▶ _Problem to solve_:
Going through the entries below, tally the lines that hold the word "ярмарке" and state the result alone.

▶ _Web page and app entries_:
================================

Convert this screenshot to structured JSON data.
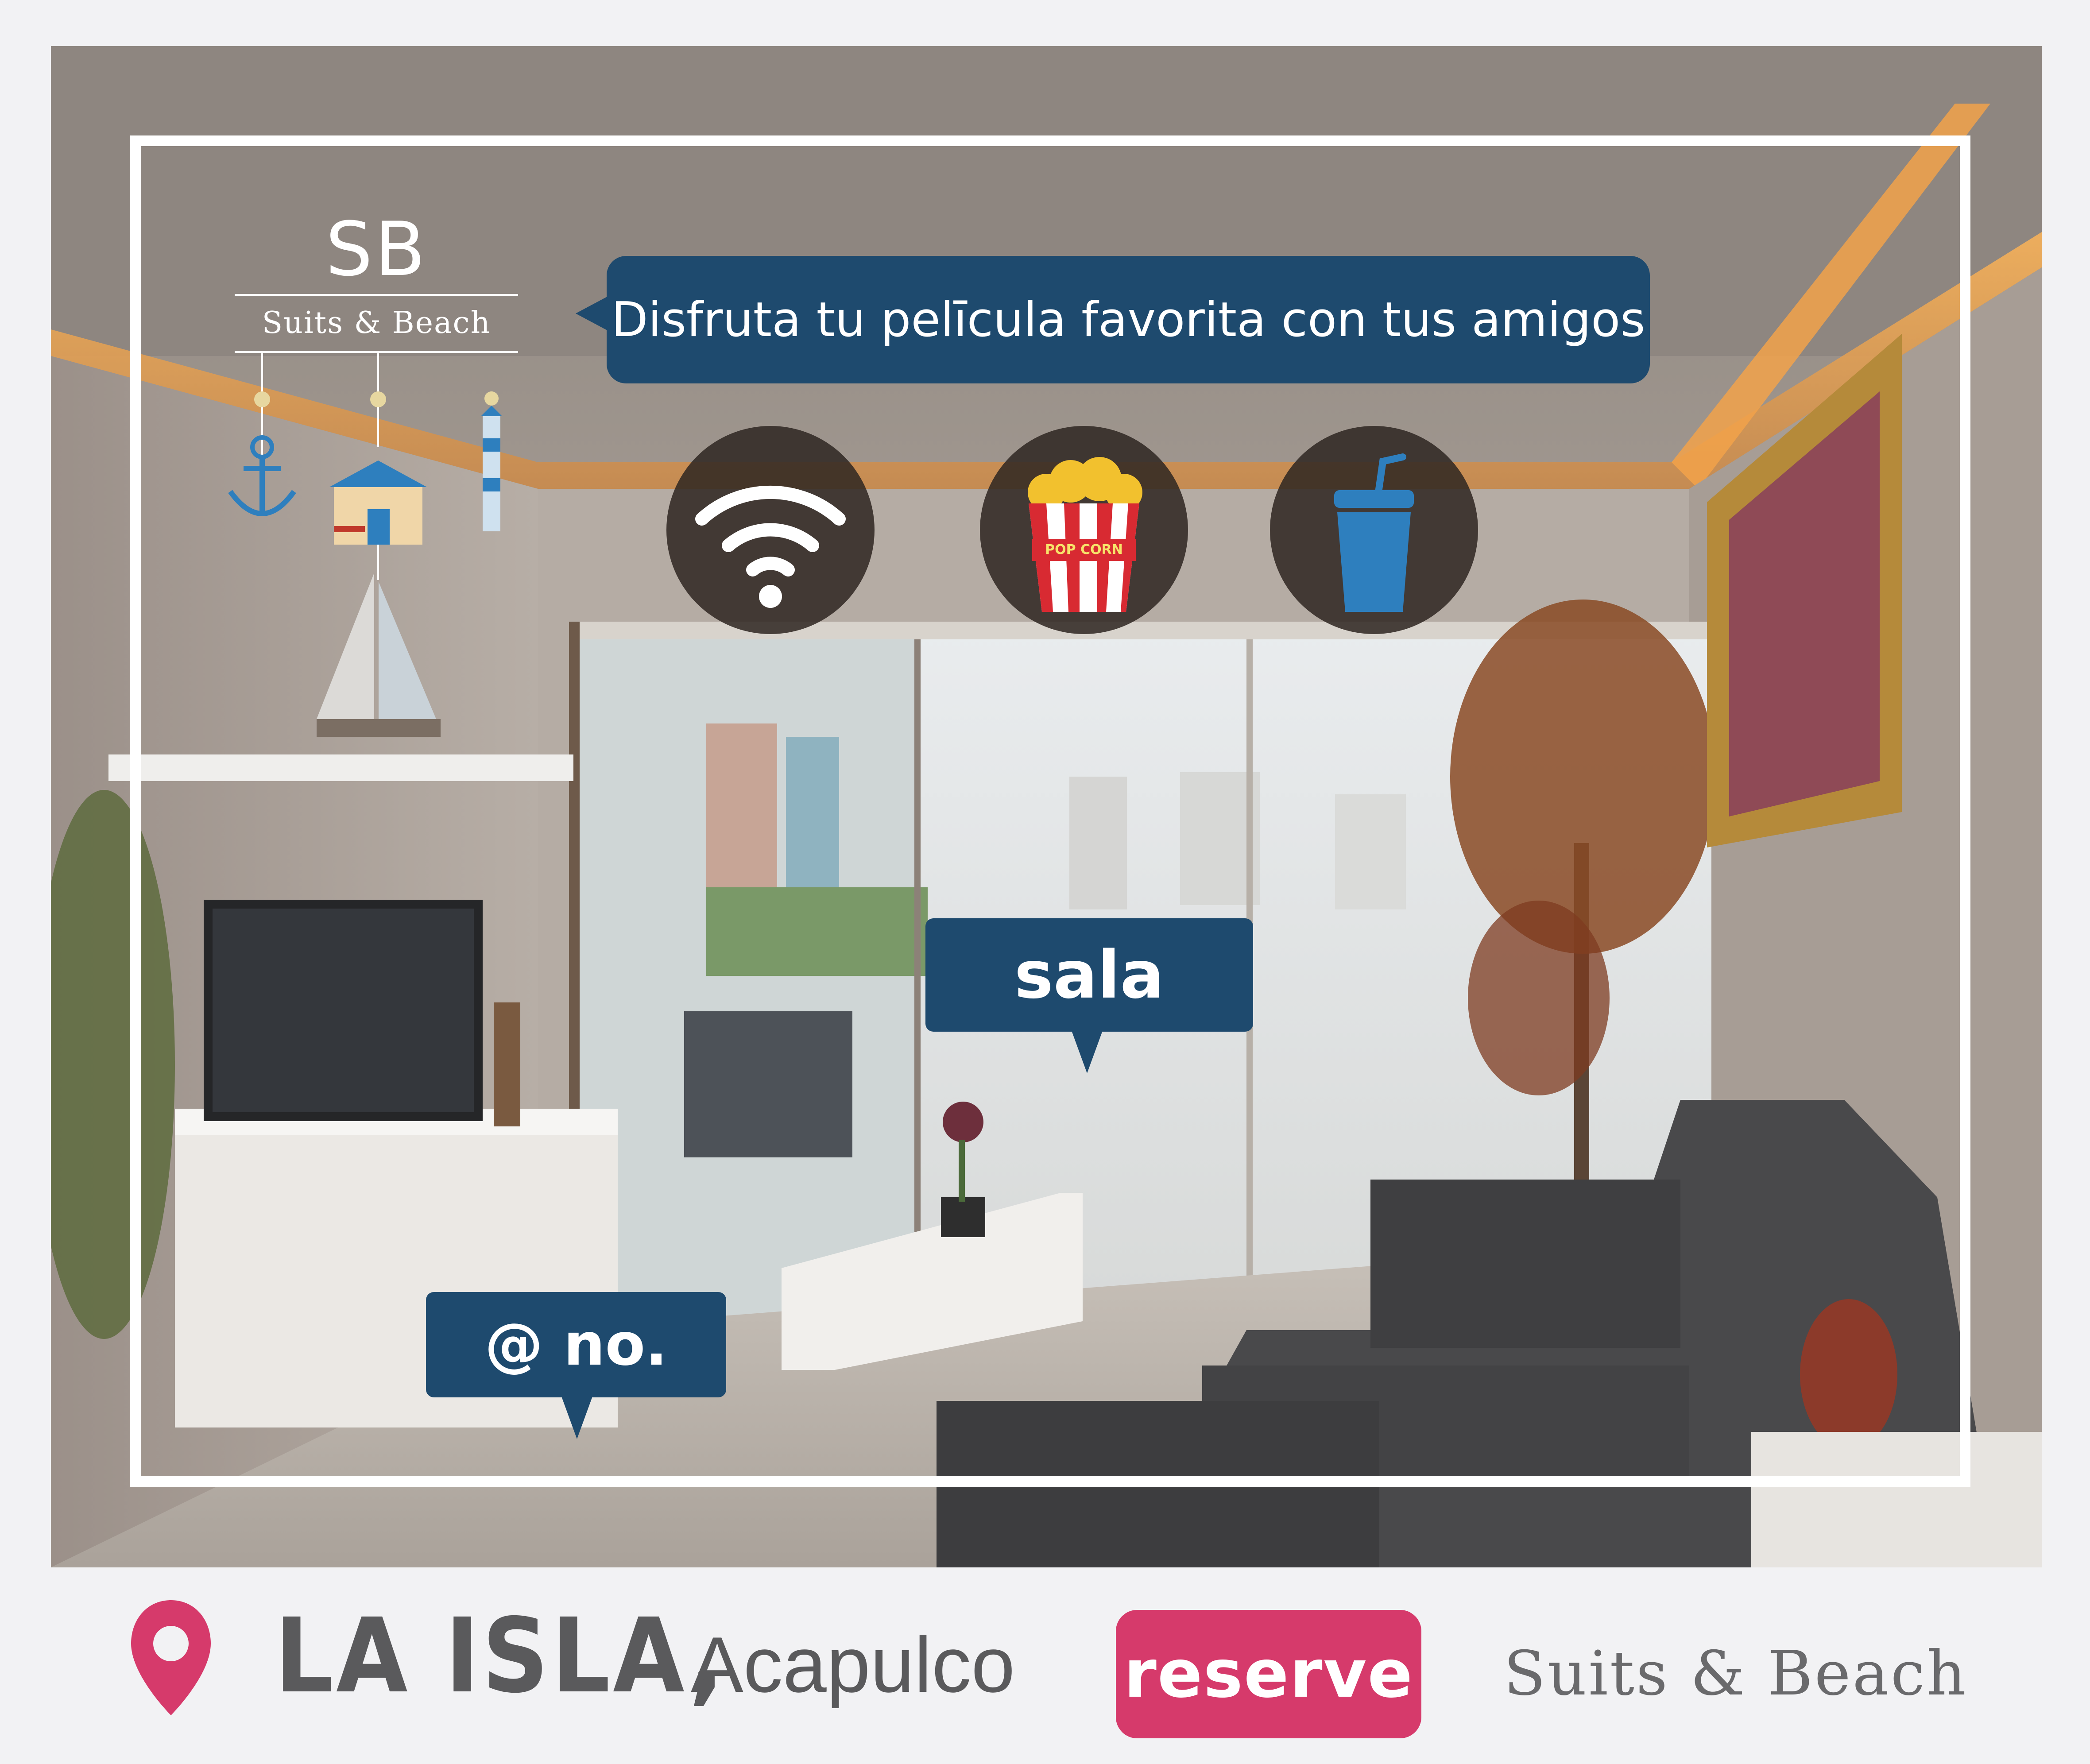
{
  "logo": {
    "initials": "SB",
    "name": "Suits & Beach"
  },
  "bubbles": {
    "top": "Disfruta tu pelīcula favorita con tus amigos",
    "room": "sala",
    "number": "@ no."
  },
  "amenities": {
    "popcorn_label": "POP CORN",
    "items": [
      {
        "icon": "wifi-icon"
      },
      {
        "icon": "popcorn-icon"
      },
      {
        "icon": "drink-cup-icon"
      }
    ]
  },
  "footer": {
    "location": "LA ISLA,",
    "city": "Acapulco",
    "reserve_label": "reserve",
    "brand": "Suits & Beach"
  },
  "colors": {
    "bubble": "#1e4a6e",
    "accent_pink": "#d63a6b",
    "footer_text": "#5a5a5c",
    "icon_blue": "#2e7fbe"
  }
}
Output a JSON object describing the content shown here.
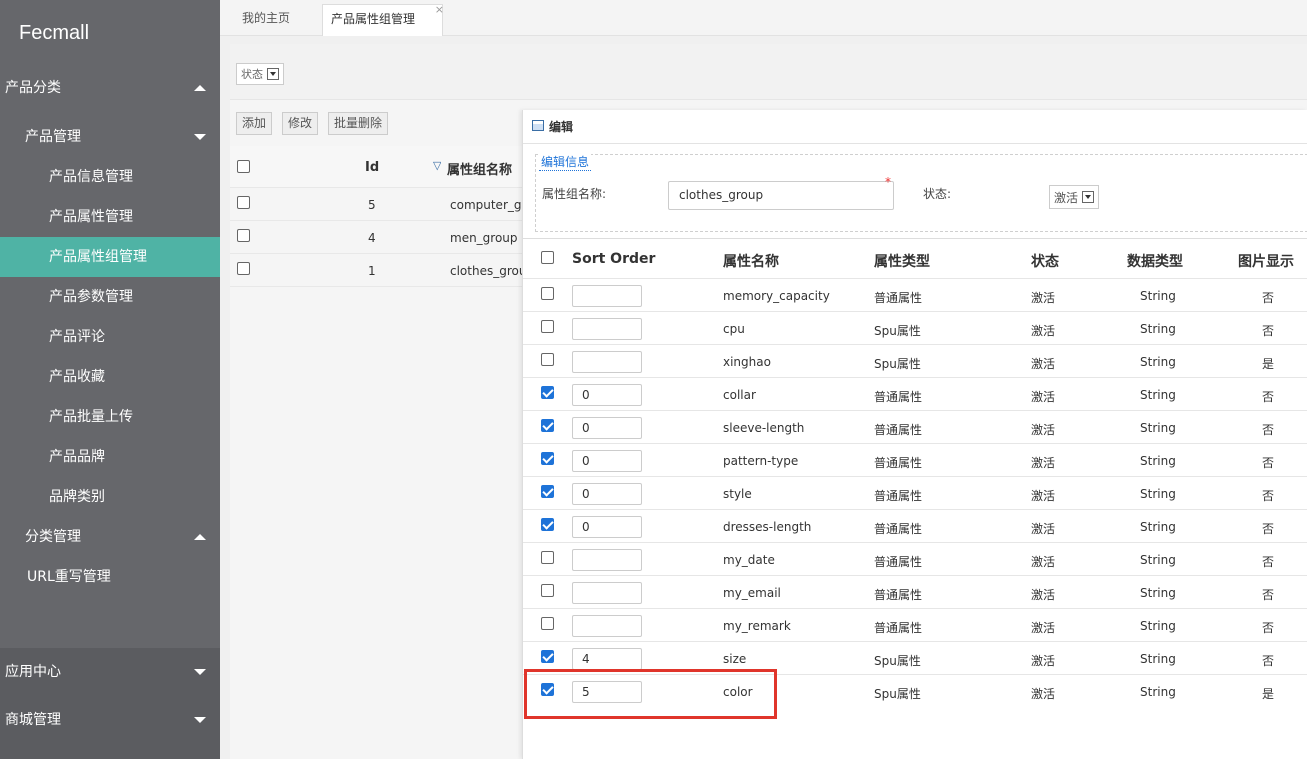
{
  "app": {
    "title": "Fecmall"
  },
  "sidebar": {
    "items": [
      {
        "label": "产品分类",
        "caret": "up"
      },
      {
        "label": "产品管理",
        "caret": "down"
      },
      {
        "label": "产品信息管理"
      },
      {
        "label": "产品属性管理"
      },
      {
        "label": "产品属性组管理",
        "active": true
      },
      {
        "label": "产品参数管理"
      },
      {
        "label": "产品评论"
      },
      {
        "label": "产品收藏"
      },
      {
        "label": "产品批量上传"
      },
      {
        "label": "产品品牌"
      },
      {
        "label": "品牌类别"
      },
      {
        "label": "分类管理",
        "caret": "up"
      },
      {
        "label": "URL重写管理"
      },
      {
        "label": "应用中心",
        "caret": "down"
      },
      {
        "label": "商城管理",
        "caret": "down"
      }
    ]
  },
  "tabs": [
    {
      "label": "我的主页"
    },
    {
      "label": "产品属性组管理",
      "active": true,
      "close": "×"
    }
  ],
  "filter": {
    "status_label": "状态"
  },
  "toolbar": {
    "add": "添加",
    "edit": "修改",
    "batch_delete": "批量删除"
  },
  "grid": {
    "headers": {
      "id": "Id",
      "name": "属性组名称",
      "sort_icon": "▽"
    },
    "rows": [
      {
        "id": "5",
        "name": "computer_group"
      },
      {
        "id": "4",
        "name": "men_group"
      },
      {
        "id": "1",
        "name": "clothes_group"
      }
    ]
  },
  "dialog": {
    "title": "编辑",
    "legend": "编辑信息",
    "name_label": "属性组名称:",
    "name_value": "clothes_group",
    "required_mark": "*",
    "status_label": "状态:",
    "status_value": "激活",
    "columns": {
      "sort": "Sort Order",
      "name": "属性名称",
      "type": "属性类型",
      "status": "状态",
      "data_type": "数据类型",
      "image": "图片显示"
    },
    "rows": [
      {
        "checked": false,
        "sort": "",
        "name": "memory_capacity",
        "type": "普通属性",
        "status": "激活",
        "data_type": "String",
        "image": "否"
      },
      {
        "checked": false,
        "sort": "",
        "name": "cpu",
        "type": "Spu属性",
        "status": "激活",
        "data_type": "String",
        "image": "否"
      },
      {
        "checked": false,
        "sort": "",
        "name": "xinghao",
        "type": "Spu属性",
        "status": "激活",
        "data_type": "String",
        "image": "是"
      },
      {
        "checked": true,
        "sort": "0",
        "name": "collar",
        "type": "普通属性",
        "status": "激活",
        "data_type": "String",
        "image": "否"
      },
      {
        "checked": true,
        "sort": "0",
        "name": "sleeve-length",
        "type": "普通属性",
        "status": "激活",
        "data_type": "String",
        "image": "否"
      },
      {
        "checked": true,
        "sort": "0",
        "name": "pattern-type",
        "type": "普通属性",
        "status": "激活",
        "data_type": "String",
        "image": "否"
      },
      {
        "checked": true,
        "sort": "0",
        "name": "style",
        "type": "普通属性",
        "status": "激活",
        "data_type": "String",
        "image": "否"
      },
      {
        "checked": true,
        "sort": "0",
        "name": "dresses-length",
        "type": "普通属性",
        "status": "激活",
        "data_type": "String",
        "image": "否"
      },
      {
        "checked": false,
        "sort": "",
        "name": "my_date",
        "type": "普通属性",
        "status": "激活",
        "data_type": "String",
        "image": "否"
      },
      {
        "checked": false,
        "sort": "",
        "name": "my_email",
        "type": "普通属性",
        "status": "激活",
        "data_type": "String",
        "image": "否"
      },
      {
        "checked": false,
        "sort": "",
        "name": "my_remark",
        "type": "普通属性",
        "status": "激活",
        "data_type": "String",
        "image": "否"
      },
      {
        "checked": true,
        "sort": "4",
        "name": "size",
        "type": "Spu属性",
        "status": "激活",
        "data_type": "String",
        "image": "否"
      },
      {
        "checked": true,
        "sort": "5",
        "name": "color",
        "type": "Spu属性",
        "status": "激活",
        "data_type": "String",
        "image": "是"
      }
    ]
  },
  "colors": {
    "sidebar_bg": "#66676b",
    "sidebar_active": "#4fb3a5",
    "checkbox_checked": "#1e73d8",
    "highlight": "#e0352b"
  }
}
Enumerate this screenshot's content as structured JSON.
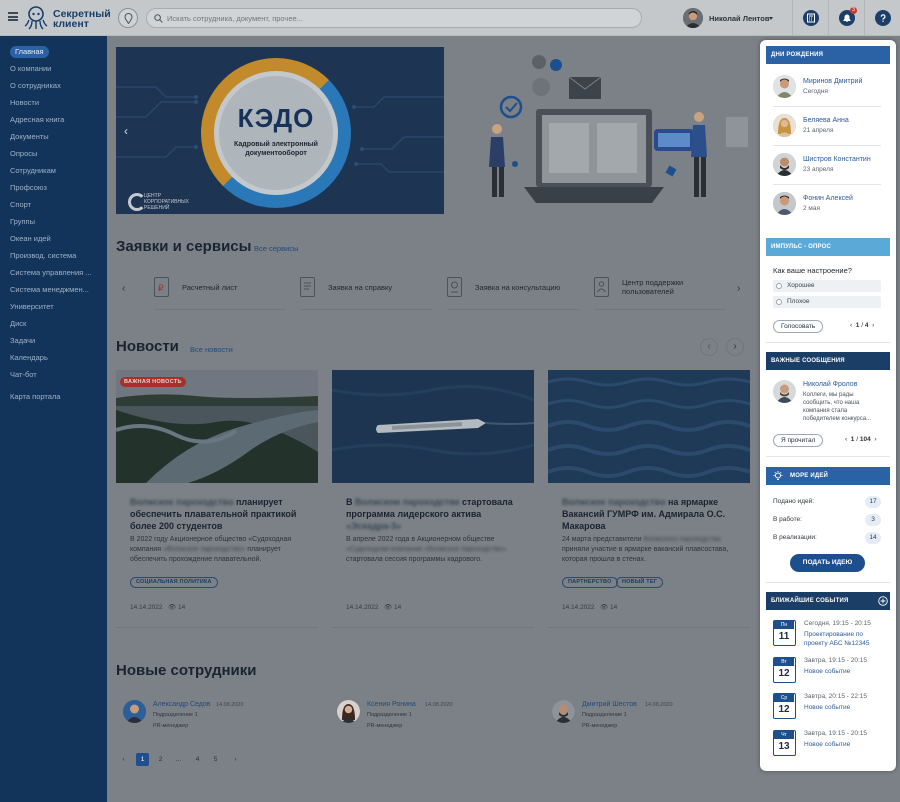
{
  "header": {
    "logo_line1": "Секретный",
    "logo_line2": "клиент",
    "search_placeholder": "Искать сотрудника, документ, прочее...",
    "user_name": "Николай Лентов",
    "notifications_count": "3",
    "icons": [
      "menu-icon",
      "location-pin-icon",
      "search-icon",
      "calculator-icon",
      "bell-icon",
      "help-icon"
    ]
  },
  "sidebar": {
    "items": [
      {
        "label": "Главная",
        "active": true
      },
      {
        "label": "О компании"
      },
      {
        "label": "О сотрудниках"
      },
      {
        "label": "Новости"
      },
      {
        "label": "Адресная книга"
      },
      {
        "label": "Документы"
      },
      {
        "label": "Опросы"
      },
      {
        "label": "Сотрудникам"
      },
      {
        "label": "Профсоюз"
      },
      {
        "label": "Спорт"
      },
      {
        "label": "Группы"
      },
      {
        "label": "Океан идей"
      },
      {
        "label": "Производ. система"
      },
      {
        "label": "Система управления ..."
      },
      {
        "label": "Система менеджмен..."
      },
      {
        "label": "Университет"
      },
      {
        "label": "Диск"
      },
      {
        "label": "Задачи"
      },
      {
        "label": "Календарь"
      },
      {
        "label": "Чат-бот"
      },
      {
        "label": "Карта портала"
      }
    ]
  },
  "banner": {
    "title": "КЭДО",
    "subtitle": "Кадровый электронный документооборот",
    "org_line1": "ЦЕНТР",
    "org_line2": "КОРПОРАТИВНЫХ",
    "org_line3": "РЕШЕНИЙ"
  },
  "services": {
    "title": "Заявки и сервисы",
    "all_link": "Все сервисы",
    "items": [
      {
        "label": "Расчетный лист",
        "icon": "payslip-icon"
      },
      {
        "label": "Заявка на справку",
        "icon": "certificate-icon"
      },
      {
        "label": "Заявка на консультацию",
        "icon": "consultation-icon"
      },
      {
        "label": "Центр поддержки пользователей",
        "icon": "support-icon"
      }
    ]
  },
  "news": {
    "title": "Новости",
    "all_link": "Все новости",
    "items": [
      {
        "tag": "ВАЖНАЯ НОВОСТЬ",
        "title_hidden": "Волжское пароходство",
        "title": "планирует обеспечить плавательной практикой более 200 студентов",
        "text_a": "В 2022 году Акционерное общество «Судоходная компания",
        "text_hidden": "«Волжское пароходство»",
        "text_b": "планирует обеспечить прохождение плавательной.",
        "chips": [
          "СОЦИАЛЬНАЯ ПОЛИТИКА"
        ],
        "date": "14.14.2022",
        "views": "14"
      },
      {
        "title_prefix": "В",
        "title_hidden": "Волжском пароходстве",
        "title": "стартовала программа лидерского актива",
        "title_hidden2": "«Эскадра-3»",
        "text_a": "В апреле 2022 года в Акционерном обществе",
        "text_hidden": "«Судоходная компания «Волжское пароходство»",
        "text_b": "стартовала сессия программы кадрового.",
        "chips": [],
        "date": "14.14.2022",
        "views": "14"
      },
      {
        "title_hidden": "Волжское пароходство",
        "title": "на ярмарке Вакансий ГУМРФ им. Адмирала О.С. Макарова",
        "text_a": "24 марта представители",
        "text_hidden": "Волжского пароходства",
        "text_b": "приняли участие в ярмарке вакансий плавсостава, которая прошла в стенах.",
        "chips": [
          "ПАРТНЕРСТВО",
          "НОВЫЙ ТЕГ"
        ],
        "date": "14.14.2022",
        "views": "14"
      }
    ]
  },
  "new_employees": {
    "title": "Новые сотрудники",
    "items": [
      {
        "name": "Александр Седов",
        "date": "14.08.2020",
        "dept": "Подразделение 1",
        "role": "PR-менеджер"
      },
      {
        "name": "Ксения Ронина",
        "date": "14.08.2020",
        "dept": "Подразделение 1",
        "role": "PR-менеджер"
      },
      {
        "name": "Дмитрий Шестов",
        "date": "14.08.2020",
        "dept": "Подразделение 1",
        "role": "PR-менеджер"
      }
    ],
    "pagination": [
      "1",
      "2",
      "...",
      "4",
      "5"
    ],
    "current_page": "1"
  },
  "right": {
    "birthdays": {
      "title": "ДНИ РОЖДЕНИЯ",
      "color": "#2a62a5",
      "items": [
        {
          "name": "Миринов Дмитрий",
          "date": "Сегодня"
        },
        {
          "name": "Беляева Анна",
          "date": "21 апреля"
        },
        {
          "name": "Шистров Константин",
          "date": "23 апреля"
        },
        {
          "name": "Фонин Алексей",
          "date": "2 мая"
        }
      ]
    },
    "poll": {
      "title": "ИМПУЛЬС - ОПРОС",
      "color": "#5aa9d6",
      "question": "Как ваше настроение?",
      "options": [
        "Хорошее",
        "Плохое"
      ],
      "button": "Голосовать",
      "current": "1",
      "total": "4"
    },
    "messages": {
      "title": "ВАЖНЫЕ СООБЩЕНИЯ",
      "color": "#1b3e66",
      "author": "Николай Фролов",
      "text": "Коллеги, мы рады сообщить, что наша компания стала победителем конкурса...",
      "button": "Я прочитал",
      "current": "1",
      "total": "104"
    },
    "ideas": {
      "title": "МОРЕ ИДЕЙ",
      "color": "#2a62a5",
      "rows": [
        {
          "label": "Подано идей:",
          "value": "17"
        },
        {
          "label": "В работе:",
          "value": "3"
        },
        {
          "label": "В реализации:",
          "value": "14"
        }
      ],
      "button": "ПОДАТЬ ИДЕЮ"
    },
    "events": {
      "title": "БЛИЖАЙШИЕ СОБЫТИЯ",
      "color": "#1b3e66",
      "items": [
        {
          "weekday": "Пн",
          "day": "11",
          "time": "Сегодня, 19:15 - 20:15",
          "name": "Проектирование по проекту АБС №12345"
        },
        {
          "weekday": "Вт",
          "day": "12",
          "time": "Завтра, 19:15 - 20:15",
          "name": "Новое событие"
        },
        {
          "weekday": "Ср",
          "day": "12",
          "time": "Завтра, 20:15 - 22:15",
          "name": "Новое событие"
        },
        {
          "weekday": "Чт",
          "day": "13",
          "time": "Завтра, 19:15 - 20:15",
          "name": "Новое событие"
        }
      ]
    }
  }
}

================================

▶ _Task response_:
2